Report how many lines of the records below include the word "title". Give nothing but the number.

(Data about app and page elements)
------
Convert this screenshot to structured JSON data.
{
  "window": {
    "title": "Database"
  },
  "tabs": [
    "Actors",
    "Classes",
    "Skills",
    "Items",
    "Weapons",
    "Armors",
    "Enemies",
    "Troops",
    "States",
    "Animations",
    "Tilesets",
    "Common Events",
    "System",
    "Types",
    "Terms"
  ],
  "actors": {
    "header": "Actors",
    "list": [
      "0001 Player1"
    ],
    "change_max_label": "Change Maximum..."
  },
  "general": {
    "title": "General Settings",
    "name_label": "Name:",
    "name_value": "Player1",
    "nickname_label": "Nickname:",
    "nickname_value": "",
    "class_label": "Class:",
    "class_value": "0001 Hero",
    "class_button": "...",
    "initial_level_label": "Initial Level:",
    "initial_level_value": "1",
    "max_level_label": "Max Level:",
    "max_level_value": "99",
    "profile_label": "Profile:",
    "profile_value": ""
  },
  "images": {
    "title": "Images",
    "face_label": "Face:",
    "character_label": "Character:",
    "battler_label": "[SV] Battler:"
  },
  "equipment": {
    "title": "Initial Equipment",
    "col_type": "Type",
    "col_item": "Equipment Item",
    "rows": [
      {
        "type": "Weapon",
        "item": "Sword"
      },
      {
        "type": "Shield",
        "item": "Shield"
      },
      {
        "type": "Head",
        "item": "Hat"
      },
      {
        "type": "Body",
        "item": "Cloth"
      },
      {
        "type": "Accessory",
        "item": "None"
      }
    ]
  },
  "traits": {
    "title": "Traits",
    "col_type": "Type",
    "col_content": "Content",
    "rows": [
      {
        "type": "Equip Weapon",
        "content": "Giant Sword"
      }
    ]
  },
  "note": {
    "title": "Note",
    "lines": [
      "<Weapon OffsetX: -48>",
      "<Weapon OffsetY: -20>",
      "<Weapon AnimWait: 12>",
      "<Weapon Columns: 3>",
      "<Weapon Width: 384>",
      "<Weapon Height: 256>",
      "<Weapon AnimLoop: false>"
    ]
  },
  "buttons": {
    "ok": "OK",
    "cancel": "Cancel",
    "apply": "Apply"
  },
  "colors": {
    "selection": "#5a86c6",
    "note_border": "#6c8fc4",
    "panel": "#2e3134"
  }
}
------
Written response: 6